In the entries below, how many lines include "Ctrl"? Reply with the number and nothing more.

Page and application data records:
::::::
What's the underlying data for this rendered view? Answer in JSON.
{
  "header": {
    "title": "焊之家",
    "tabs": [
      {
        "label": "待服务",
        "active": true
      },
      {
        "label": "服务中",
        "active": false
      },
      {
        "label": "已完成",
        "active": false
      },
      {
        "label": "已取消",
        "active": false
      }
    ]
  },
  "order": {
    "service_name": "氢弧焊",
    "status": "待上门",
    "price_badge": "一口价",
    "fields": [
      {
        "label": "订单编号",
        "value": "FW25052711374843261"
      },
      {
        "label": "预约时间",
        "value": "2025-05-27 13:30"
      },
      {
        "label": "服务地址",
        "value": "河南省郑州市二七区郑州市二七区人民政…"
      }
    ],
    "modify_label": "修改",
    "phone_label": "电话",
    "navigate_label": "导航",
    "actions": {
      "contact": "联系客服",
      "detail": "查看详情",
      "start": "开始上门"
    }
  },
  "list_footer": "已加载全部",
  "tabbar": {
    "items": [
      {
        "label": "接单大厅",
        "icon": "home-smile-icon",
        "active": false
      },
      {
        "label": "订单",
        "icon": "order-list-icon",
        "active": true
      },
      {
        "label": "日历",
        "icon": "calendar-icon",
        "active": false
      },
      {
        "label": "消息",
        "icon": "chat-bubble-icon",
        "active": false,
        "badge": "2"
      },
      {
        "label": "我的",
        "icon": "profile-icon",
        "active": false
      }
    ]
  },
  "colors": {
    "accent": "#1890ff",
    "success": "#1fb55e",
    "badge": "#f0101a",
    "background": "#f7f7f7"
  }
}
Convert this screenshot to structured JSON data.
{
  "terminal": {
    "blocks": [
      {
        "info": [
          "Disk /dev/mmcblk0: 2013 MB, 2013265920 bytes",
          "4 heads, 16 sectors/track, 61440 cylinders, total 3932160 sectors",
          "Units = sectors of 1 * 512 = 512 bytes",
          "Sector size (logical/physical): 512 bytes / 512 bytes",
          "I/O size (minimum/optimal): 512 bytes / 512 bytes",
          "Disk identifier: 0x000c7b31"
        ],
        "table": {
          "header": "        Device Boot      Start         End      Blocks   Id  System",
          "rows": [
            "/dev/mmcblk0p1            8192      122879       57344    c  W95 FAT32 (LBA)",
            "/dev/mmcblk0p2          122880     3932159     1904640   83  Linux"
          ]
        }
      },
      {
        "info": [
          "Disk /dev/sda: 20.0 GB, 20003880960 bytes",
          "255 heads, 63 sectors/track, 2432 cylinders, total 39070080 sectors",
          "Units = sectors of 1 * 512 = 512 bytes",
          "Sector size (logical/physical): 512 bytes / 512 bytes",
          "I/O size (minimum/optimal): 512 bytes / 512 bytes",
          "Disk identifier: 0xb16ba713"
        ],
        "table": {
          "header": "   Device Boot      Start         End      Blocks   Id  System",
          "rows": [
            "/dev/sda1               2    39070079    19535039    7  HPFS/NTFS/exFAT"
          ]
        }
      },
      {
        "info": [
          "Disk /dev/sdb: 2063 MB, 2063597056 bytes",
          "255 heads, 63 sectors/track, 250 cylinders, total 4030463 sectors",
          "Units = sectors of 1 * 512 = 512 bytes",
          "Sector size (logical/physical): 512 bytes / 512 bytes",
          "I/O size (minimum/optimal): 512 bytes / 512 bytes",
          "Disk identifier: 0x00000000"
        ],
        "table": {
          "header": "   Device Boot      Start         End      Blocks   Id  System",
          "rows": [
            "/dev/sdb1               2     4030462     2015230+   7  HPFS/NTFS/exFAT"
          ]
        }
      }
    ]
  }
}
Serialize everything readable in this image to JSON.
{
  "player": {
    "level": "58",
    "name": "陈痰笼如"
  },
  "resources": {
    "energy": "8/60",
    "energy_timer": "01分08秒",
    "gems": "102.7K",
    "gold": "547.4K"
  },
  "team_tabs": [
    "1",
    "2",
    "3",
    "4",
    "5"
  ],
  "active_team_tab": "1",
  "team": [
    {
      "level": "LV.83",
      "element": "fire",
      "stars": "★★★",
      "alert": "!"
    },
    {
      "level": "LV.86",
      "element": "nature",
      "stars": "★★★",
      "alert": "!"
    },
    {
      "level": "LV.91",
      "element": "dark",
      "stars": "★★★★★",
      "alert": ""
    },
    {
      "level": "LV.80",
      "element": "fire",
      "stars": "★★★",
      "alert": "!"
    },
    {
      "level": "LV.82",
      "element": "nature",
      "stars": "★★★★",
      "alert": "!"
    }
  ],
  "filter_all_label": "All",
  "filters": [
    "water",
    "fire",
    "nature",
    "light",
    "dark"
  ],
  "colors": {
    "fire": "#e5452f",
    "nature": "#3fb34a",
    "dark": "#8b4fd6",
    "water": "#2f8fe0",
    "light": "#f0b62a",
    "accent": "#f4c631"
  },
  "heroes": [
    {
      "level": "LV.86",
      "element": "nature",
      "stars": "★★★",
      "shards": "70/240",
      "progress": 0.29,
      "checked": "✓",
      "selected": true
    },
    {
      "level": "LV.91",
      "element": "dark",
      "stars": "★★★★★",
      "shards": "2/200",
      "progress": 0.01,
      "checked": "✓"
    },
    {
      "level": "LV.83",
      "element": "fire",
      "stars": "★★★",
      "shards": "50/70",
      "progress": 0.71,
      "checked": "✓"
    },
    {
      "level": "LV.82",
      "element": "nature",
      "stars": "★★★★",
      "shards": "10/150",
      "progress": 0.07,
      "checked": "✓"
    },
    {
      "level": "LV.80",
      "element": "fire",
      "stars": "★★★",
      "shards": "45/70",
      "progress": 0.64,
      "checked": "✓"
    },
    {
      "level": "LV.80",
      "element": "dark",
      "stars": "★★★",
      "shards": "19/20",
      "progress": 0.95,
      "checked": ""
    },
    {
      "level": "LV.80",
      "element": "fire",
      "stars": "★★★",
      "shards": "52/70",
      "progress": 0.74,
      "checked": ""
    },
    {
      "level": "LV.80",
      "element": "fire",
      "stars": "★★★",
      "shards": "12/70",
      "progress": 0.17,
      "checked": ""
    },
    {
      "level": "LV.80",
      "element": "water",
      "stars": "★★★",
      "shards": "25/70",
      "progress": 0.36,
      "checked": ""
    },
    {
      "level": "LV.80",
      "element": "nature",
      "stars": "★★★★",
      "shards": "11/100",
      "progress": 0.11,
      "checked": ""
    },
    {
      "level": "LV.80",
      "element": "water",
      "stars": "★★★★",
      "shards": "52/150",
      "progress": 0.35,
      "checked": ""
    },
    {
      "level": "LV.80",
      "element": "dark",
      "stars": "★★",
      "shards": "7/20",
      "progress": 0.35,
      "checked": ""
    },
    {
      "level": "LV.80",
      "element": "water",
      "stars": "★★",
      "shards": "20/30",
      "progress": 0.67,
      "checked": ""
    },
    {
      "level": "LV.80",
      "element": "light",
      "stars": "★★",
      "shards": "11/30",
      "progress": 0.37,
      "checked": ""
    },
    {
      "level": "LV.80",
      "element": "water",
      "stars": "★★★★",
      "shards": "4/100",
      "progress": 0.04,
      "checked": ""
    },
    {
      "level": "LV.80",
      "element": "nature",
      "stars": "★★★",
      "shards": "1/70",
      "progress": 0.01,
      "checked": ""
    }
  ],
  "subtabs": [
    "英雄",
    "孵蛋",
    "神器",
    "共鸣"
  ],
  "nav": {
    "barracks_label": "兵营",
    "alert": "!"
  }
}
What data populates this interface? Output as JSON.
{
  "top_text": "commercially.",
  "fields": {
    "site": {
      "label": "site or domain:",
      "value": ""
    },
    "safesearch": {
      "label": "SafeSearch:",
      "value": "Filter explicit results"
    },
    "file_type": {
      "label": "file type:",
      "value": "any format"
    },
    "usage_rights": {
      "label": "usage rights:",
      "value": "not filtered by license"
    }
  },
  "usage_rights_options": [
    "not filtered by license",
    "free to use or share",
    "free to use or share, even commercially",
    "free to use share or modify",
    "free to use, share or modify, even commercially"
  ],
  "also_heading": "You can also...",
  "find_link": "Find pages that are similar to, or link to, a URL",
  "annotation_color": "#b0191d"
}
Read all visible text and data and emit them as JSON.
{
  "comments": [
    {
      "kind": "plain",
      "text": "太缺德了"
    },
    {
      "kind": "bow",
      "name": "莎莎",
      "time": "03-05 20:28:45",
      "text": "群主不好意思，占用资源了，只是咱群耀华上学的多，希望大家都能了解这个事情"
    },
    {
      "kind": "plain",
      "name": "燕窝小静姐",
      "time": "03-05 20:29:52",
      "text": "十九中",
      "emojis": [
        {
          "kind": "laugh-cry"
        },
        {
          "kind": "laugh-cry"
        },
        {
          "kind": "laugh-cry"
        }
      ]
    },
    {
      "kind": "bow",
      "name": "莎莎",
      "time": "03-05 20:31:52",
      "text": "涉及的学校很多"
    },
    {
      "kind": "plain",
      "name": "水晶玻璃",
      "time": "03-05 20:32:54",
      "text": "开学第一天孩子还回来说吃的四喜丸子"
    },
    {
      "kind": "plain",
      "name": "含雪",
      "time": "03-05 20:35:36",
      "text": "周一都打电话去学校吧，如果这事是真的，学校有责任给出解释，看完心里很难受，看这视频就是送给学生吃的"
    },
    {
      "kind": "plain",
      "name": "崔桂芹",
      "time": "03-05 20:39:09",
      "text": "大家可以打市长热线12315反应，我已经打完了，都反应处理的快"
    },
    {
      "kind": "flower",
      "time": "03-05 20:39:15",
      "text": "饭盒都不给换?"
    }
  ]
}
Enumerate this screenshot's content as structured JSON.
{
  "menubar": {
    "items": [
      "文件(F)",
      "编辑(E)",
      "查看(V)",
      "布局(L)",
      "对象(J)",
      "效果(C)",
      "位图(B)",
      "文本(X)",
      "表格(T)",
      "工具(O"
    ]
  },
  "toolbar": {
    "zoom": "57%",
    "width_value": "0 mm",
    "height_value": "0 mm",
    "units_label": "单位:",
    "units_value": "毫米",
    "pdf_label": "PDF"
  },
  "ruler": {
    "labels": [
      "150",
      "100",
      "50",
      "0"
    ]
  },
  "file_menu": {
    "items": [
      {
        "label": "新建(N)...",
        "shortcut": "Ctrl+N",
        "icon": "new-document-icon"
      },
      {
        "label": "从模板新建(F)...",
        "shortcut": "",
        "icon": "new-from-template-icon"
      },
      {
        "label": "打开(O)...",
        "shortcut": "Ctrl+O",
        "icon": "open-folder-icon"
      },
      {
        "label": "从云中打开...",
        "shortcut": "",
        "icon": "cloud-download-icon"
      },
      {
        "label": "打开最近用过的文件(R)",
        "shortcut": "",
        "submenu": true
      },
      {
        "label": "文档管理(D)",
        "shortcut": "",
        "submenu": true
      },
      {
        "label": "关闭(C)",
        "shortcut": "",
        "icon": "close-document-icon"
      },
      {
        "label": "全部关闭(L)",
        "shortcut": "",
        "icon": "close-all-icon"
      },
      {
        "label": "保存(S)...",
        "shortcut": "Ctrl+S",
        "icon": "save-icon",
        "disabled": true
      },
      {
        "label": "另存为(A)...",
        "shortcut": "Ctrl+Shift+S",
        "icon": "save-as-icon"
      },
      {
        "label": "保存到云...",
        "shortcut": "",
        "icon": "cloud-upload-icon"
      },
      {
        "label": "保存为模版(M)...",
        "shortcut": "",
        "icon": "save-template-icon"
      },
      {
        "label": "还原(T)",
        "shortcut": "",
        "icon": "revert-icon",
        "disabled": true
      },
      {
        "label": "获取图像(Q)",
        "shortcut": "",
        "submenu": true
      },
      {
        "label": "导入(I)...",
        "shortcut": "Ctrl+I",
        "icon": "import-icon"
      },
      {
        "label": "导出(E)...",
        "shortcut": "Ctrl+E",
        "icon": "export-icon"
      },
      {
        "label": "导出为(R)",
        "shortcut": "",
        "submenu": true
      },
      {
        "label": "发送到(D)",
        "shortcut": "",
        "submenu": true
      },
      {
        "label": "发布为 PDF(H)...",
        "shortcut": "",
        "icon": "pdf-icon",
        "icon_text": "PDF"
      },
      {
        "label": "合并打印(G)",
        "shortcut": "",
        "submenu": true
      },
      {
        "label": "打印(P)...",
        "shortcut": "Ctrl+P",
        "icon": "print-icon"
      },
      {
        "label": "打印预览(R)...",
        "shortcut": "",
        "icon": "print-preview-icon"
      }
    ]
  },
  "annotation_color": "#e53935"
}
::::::
» EXERCISE OUTPUT: 7